Investors tracked the retreat on Wall Street where the Dow finished 0.16 percent lower and the tech-rich Nasdaq fell 1.2 percent.

US President Barack Obama and other members of the Group of Seven economic powers on Monday cancelled an upcoming summit in Russia, seeking to deepen Moscow's isolation after it absorbed Crimea from Ukraine this month.

After emergency talks called by Obama, it was announced that the June gathering in Sochi would be replaced by a G7 meeting in Brussels, without Russian involvement.

The simmering tensions have spooked investors, but dealers say there has been an encouraging pick up in Japanese shares' trading volume.

“Although risk aversion has declined from recently elevated levels there is still a high degree of caution from investors who are unwilling to take long-term bets,” Credit Agricole said in a note.

“The causes of market angst have remained unchanged over recent weeks, namely Ukraine tensions, weaker growth in China and US data that has performed below expectations.”

Chinese manufacturing activity contracted in March to its lowest level in eight months, data showed Monday, prompting calls for policymakers to tackle a painful slowdown in the world's number two economy.

China is a major trading partner with Japan and any weakness in the powerhouse economy affects Japanese firms.

Tokyo investors are also closely watching the impact of Japan's April 1 sales tax hike, its first since the late 1990s, amid fears it will hit consumer spending and dent the country's nascent recovery.

“It takes time to see the impact of the sales-tax hike clearly,” Shigeo Sugawara, senior investment manager at Sompo Japan Nipponkoa Asset Management, told Dow Jones Newswires.

In forex markets, the dollar bought 102.25 yen, compared with 102.26 yen in New York Monday.

In stock trading, Sharp fell 2.02 percent to 291 yen and Nikon lost 0.60 percent to 1,635 yen, while Sony rose 2.16 percent to close at 1,837 yen.
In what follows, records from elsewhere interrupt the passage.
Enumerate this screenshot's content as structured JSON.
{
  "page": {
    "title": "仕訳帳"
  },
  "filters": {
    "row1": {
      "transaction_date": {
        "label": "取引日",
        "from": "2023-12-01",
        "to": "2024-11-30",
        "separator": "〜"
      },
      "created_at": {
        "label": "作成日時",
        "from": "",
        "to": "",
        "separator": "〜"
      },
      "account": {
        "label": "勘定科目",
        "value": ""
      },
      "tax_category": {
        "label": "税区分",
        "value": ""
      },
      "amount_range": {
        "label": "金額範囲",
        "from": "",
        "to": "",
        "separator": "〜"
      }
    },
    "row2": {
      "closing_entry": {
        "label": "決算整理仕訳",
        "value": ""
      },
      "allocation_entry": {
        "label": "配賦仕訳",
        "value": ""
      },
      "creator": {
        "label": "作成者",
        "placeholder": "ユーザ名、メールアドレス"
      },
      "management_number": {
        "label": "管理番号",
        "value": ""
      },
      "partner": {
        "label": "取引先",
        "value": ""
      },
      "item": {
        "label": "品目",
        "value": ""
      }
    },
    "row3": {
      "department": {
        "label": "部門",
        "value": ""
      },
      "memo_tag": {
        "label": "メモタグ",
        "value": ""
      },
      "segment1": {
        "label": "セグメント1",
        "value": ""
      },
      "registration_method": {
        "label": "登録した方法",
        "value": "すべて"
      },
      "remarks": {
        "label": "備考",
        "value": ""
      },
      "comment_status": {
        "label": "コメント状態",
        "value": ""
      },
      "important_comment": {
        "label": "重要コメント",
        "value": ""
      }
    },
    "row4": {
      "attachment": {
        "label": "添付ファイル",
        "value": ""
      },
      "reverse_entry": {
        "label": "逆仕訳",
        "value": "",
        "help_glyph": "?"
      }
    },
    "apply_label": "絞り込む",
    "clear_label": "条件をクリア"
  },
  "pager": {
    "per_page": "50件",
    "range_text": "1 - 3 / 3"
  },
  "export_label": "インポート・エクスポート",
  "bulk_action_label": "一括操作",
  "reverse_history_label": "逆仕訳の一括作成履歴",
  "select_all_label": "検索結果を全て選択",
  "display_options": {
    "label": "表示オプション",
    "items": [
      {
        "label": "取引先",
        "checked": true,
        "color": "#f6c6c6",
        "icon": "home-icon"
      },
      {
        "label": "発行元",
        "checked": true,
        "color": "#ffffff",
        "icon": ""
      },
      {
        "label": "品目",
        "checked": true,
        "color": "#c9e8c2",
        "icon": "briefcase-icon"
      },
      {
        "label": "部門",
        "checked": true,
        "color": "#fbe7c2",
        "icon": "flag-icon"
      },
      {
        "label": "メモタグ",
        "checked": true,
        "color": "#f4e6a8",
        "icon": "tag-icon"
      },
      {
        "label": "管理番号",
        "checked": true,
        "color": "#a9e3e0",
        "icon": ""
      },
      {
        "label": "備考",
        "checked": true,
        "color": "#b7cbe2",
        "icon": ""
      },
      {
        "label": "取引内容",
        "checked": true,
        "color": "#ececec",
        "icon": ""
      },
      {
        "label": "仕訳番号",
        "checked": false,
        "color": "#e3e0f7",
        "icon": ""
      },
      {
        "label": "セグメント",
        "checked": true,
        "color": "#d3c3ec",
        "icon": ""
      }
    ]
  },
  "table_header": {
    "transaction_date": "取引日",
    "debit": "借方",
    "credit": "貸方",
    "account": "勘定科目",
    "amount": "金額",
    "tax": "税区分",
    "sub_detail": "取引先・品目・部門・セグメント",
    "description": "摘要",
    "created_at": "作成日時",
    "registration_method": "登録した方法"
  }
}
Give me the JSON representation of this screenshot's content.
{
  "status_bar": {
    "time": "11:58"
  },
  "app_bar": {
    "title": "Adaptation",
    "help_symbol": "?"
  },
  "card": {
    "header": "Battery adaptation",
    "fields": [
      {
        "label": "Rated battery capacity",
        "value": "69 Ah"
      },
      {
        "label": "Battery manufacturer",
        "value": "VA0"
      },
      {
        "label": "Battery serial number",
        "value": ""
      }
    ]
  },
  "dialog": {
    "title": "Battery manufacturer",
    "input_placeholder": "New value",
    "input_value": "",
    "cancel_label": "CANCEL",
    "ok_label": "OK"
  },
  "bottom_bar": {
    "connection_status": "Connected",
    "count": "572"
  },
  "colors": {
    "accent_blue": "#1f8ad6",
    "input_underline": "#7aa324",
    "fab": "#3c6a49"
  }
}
Japan's number-two automaker Nissan rose 0.90 percent to 890 yen, while Toyota added 0.77 percent to 5,560 yen. - Sapa-AFP